It makes things easier for setup, though most pro audio engineers would argue that an XLR setup offers superior audio quality thanks to its specifically crafted components.
Most users won’t notice the difference though, which is why USB mics have become so damn popular.
What’s The Best USB Mic For Recording A Band?
If you’re recording a band, you’re probably going to want a number of microphones, especially if you’re tracking live. If you’re overdubbing, you can get away with a single microphone for most instruments, though getting a solid drum kit recording with just one mic can prove difficult.
(Have you ever tried to capture an entire drum set using just one Samson Meteor or Blue Snowball?
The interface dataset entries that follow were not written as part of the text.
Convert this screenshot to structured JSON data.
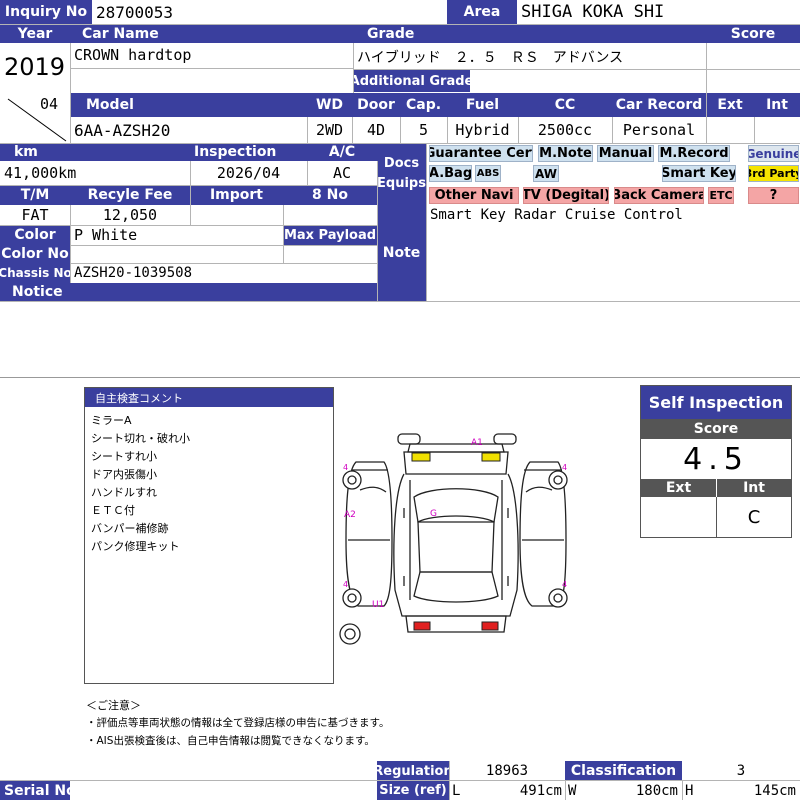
{
  "header": {
    "inquiry_no_label": "Inquiry No",
    "inquiry_no": "28700053",
    "area_label": "Area",
    "area": "SHIGA KOKA SHI"
  },
  "car": {
    "year_label": "Year",
    "year": "2019",
    "month": "04",
    "car_name_label": "Car Name",
    "car_name": "CROWN hardtop",
    "grade_label": "Grade",
    "grade": "ハイブリッド　２．５　ＲＳ　アドバンス",
    "additional_grade_label": "Additional Grade",
    "additional_grade": "",
    "score_label": "Score",
    "score": ""
  },
  "model_row": {
    "labels": {
      "model": "Model",
      "wd": "WD",
      "door": "Door",
      "cap": "Cap.",
      "fuel": "Fuel",
      "cc": "CC",
      "car_record": "Car Record",
      "ext": "Ext",
      "int": "Int"
    },
    "model": "6AA-AZSH20",
    "wd": "2WD",
    "door": "4D",
    "cap": "5",
    "fuel": "Hybrid",
    "cc": "2500cc",
    "car_record": "Personal",
    "ext": "",
    "int": ""
  },
  "details": {
    "km_label": "km",
    "km": "41,000km",
    "inspection_label": "Inspection",
    "inspection": "2026/04",
    "ac_label": "A/C",
    "ac": "AC",
    "tm_label": "T/M",
    "tm": "FAT",
    "recycle_fee_label": "Recyle Fee",
    "recycle_fee": "12,050",
    "import_label": "Import",
    "import": "",
    "eight_no_label": "8 No",
    "eight_no": "",
    "color_label": "Color",
    "color": "P White",
    "max_payload_label": "Max Payload",
    "max_payload": "",
    "color_no_label": "Color No",
    "color_no": "",
    "chassis_no_label": "Chassis No",
    "chassis_no": "AZSH20-1039508",
    "notice_label": "Notice",
    "notice": ""
  },
  "docs_equips": {
    "label_line1": "Docs",
    "label_line2": "Equips",
    "guarantee_cert": "Guarantee Cert",
    "m_note": "M.Note",
    "manual": "Manual",
    "m_record": "M.Record",
    "genuine": "Genuine",
    "a_bag": "A.Bag",
    "abs": "ABS",
    "aw": "AW",
    "smart_key": "Smart Key",
    "third_party": "3rd Party",
    "other_navi": "Other Navi",
    "tv_digital": "TV (Degital)",
    "back_camera": "Back Camera",
    "etc": "ETC",
    "question": "?"
  },
  "note": {
    "label": "Note",
    "text": "Smart Key Radar Cruise Control"
  },
  "comments": {
    "title": "自主検査コメント",
    "items": [
      "ミラーA",
      "シート切れ・破れ小",
      "シートすれ小",
      "ドア内張傷小",
      "ハンドルすれ",
      "ＥＴＣ付",
      "バンパー補修跡",
      "パンク修理キット"
    ]
  },
  "diagram": {
    "marks": {
      "a1": "A1",
      "a2": "A2",
      "g": "G",
      "u1": "U1",
      "four": "4"
    },
    "colors": {
      "panel": "#f0e000",
      "lamp": "#e02020",
      "mark": "#d000c0"
    }
  },
  "self_inspection": {
    "title": "Self Inspection",
    "score_label": "Score",
    "score": "4.5",
    "ext_label": "Ext",
    "int_label": "Int",
    "ext": "",
    "int": "C"
  },
  "caution": {
    "title": "＜ご注意＞",
    "line1": "・評価点等車両状態の情報は全て登録店様の申告に基づきます。",
    "line2": "・AIS出張検査後は、自己申告情報は閲覧できなくなります。"
  },
  "footer": {
    "serial_no_label": "Serial No",
    "serial_no": "",
    "regulation_label": "Regulation",
    "regulation": "18963",
    "classification_label": "Classification",
    "classification": "3",
    "size_label": "Size (ref)",
    "l_label": "L",
    "l": "491cm",
    "w_label": "W",
    "w": "180cm",
    "h_label": "H",
    "h": "145cm"
  },
  "colors": {
    "header_bg": "#3a3f9e",
    "header_text": "#ffffff"
  }
}
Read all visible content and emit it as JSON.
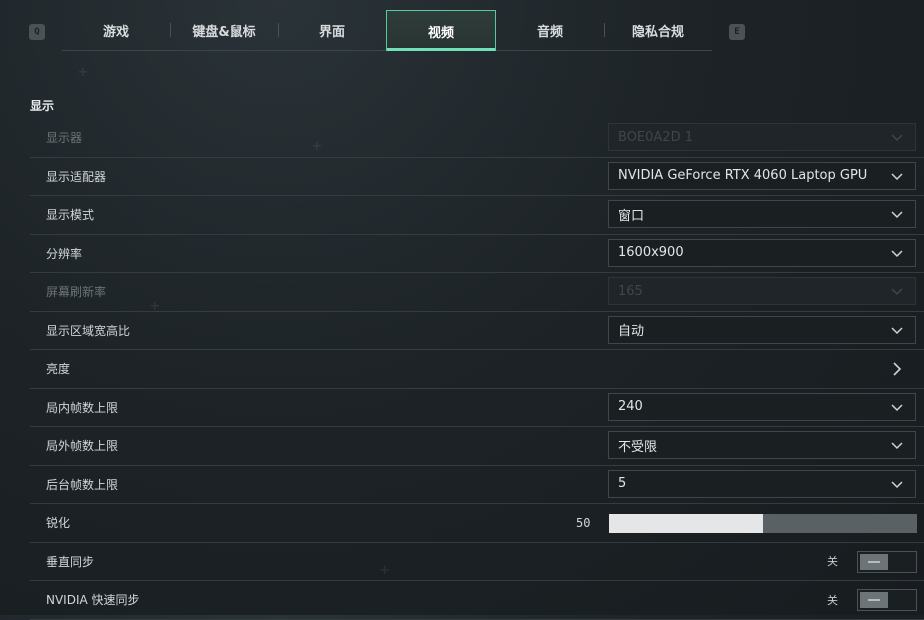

Trust me… it’s not really what you want to do!)
Either way, you’ll want a microphone that’s incredibly versatile for use on different instruments. The Rode NT-USB would be our overall top pick for performance, though the HyperX QuadCast is going to be your go-to if you need to do some stereo recording.
What USB Mic Do Pro YouTubers Use?
Though for a long time, the Blue Yeti has been the king of the mountain when it comes to YouTuber mics, this is changing rapidly.
Of course, one of the best things about the Yeti is that there are many iterations of it. They offer…
- The regular Yeti
- The Yeti Pro
- The Yeti Studio, etc.
- And of course, the Blue Snowball
We also like the Blue Yeti. But with how many awesome USB options have hit the market as of late, the Yeti just doesn’t quite stand up to some of the heavier hitters.
For example, the HyperX Quadcast beats out the Yeti for vocals. We also feel like the Rode NT-USB beats the Yeti out on overall quality and value.
The one most YouTube creators are switching to is the Rode NT-USB, for its fantastic audio quality, included pop filter, and attractive design.
What Other Equipment Do I Need To Record?
If you’re recording vocals, it’s important that you have a pop filter in front of the microphone to reduce plosives and mouth noises.
Many of the mics mentioned here even come with one! The same goes with a shock mount, which is super important for reducing mechanical noise and isolating the microphone.
You’ll also want to have some form of DAW (digital audio workstation) to record into. Audacity, Reaper, and GarageBand are all fantastic free options, depending on whether you’re using a Mac or PC.
Lastly, you’ll want to have a solid set of headphones so you can hear yourself back or hear your track if you’re recording vocals.
It’s clear to see then that there is no shortage of options when it comes to purchasing a solid USB microphone. Which one is the best one for you though?
A quick Google search will obviously yield results like the Blue Yeti, the Yeti Pro, and the Yeti Studio. And while these are great mics, we just feel that the Yeti is outdone by some of the other options.
In most cases, either the Rode NT-USB or the HyperX QuadCast are going to serve you well.
In fact, any one of the mics on this list will do a brilliant job of recording high-quality audio that greatly improves your music production or content creation, especially if you’re currently relying on the microphone that’s built into your laptop.
Whichever USB mic you go for, make sure you’re properly set up for the job with a decent shock mount, pop filter, and stand, and you’ll be set!